Information on the event, including videos of all presentations, can be found here.

Can Languages Have an "Afterlife"? 

Symposium at Aston University in Birmingham, December 7th 2016

Language shift is rarely a wholesale abandonment of a language by its speakers but a complex process normally taking place over two to three generations. In some cases language shift can lead to the development of successor lects. During the 19th century, for example, Romani speakers in the process of shift to English consciously retained a repository of words and phrases to be implemented into their English, thus forming a distinct variety of English called Anglo Romani. Another language where a conscious preservation of at least a repository and the development of successor lects took place during a process of shift is Western Yiddish in contact with Dutch and German in the first four decades of the 20th century. Funded by the British Academy a one day symposium will take place on December 7th (10 am to 4 pm) at Aston University in Birmingham.

Confirmed speakers:
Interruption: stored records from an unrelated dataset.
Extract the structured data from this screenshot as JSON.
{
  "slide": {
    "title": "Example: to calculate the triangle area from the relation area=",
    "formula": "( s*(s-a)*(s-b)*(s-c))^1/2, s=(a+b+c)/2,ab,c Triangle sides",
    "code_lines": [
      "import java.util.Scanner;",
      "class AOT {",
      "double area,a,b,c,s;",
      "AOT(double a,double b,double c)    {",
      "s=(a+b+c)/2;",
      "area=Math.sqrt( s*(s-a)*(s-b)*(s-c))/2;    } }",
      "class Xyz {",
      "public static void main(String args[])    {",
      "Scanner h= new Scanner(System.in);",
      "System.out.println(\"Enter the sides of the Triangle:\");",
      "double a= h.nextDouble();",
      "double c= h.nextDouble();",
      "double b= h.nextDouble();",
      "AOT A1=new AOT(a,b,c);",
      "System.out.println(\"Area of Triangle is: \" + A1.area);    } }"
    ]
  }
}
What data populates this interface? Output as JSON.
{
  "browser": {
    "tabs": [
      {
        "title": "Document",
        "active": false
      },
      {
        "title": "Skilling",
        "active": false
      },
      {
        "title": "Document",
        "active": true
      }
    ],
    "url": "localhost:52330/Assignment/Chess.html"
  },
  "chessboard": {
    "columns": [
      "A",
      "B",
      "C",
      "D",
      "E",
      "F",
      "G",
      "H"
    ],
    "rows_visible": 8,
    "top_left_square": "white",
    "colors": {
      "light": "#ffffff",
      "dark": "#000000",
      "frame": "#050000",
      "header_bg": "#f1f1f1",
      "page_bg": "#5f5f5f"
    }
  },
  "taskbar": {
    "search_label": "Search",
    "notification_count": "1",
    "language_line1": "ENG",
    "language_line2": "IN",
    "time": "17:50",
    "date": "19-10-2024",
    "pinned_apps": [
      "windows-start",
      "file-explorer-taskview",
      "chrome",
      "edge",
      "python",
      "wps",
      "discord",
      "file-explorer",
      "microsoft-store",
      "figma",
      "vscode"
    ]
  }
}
  • Sarah Bunin Benor (Hebrew Union College, Los Angeles)
  • Yaron Matras (University of Manchester)
  • Anne Pauwels (SOAS, London)
  • Jakob Wiedner (University of Oslo)

The event is free of charge. Please register by 15/11/2016 under:  lss_researchsupport@aston.ac.uk

Professional Development Course in Teaching English for Academic Purposes
1st – 12th August 2016

Have you recently started teaching EAP? Or are you thinking of moving into EAP? Or would you perhaps like to enhance your existing EAP skills teaching, and network with like-minded professionals?

If you would like to learn more about Teaching English for Academic Purposes, this is the course for you!

Our 2-week full-time introductory course, led by experienced teacher trainers, will give you the opportunity to:
gain insights into EAP approaches, principles and practices

  • observe live lessons delivered by experienced EAP teachers
  • design and evaluate EAP materials and assessments
  • experience and reflect on teaching EAP through micro-teaching.

Assessed by: a group presentation and an individual portfolio of work

Award: Aston Module Achievement, 10 credits

Fee: £890 (discounts available for group bookings)

To book your place, click on the link to the booking form.

For further information, contact Kate Wakeman: c.wakeman@aston.ac.uk +44 (0) 121 204 5450

Language, Literacy and Identity: Your Thoughts

The blog for the recent Language, Literacy and Identity International Conference that was held on 1st - 2nd July 2016 can be found here.

Webinar with Dr Branca Visnjic

April 20th, 2016 at 3 pm
Title : Language analysis tools for international researchers
The aim of this CPD session is to help international researchers become more successful in their academic article and presentation paper writing.
It will cover some useful tips for international researchers who are planning to write their first articles in any academic field, and who may need some support with English grammar and vocabulary. The presenter, Dr Branka Visnjic, will explain how they can use some free online tools to improve their proofreading skills so as to feel more confident in their academic writing.

Interactive workshop with Dr Nathan Page

Wednesday May 4th  3.30 – 4.30 pm
Title : Addressing English as a Lingua Franca in Language Teaching Theory and Practice: Challenges and Opportunities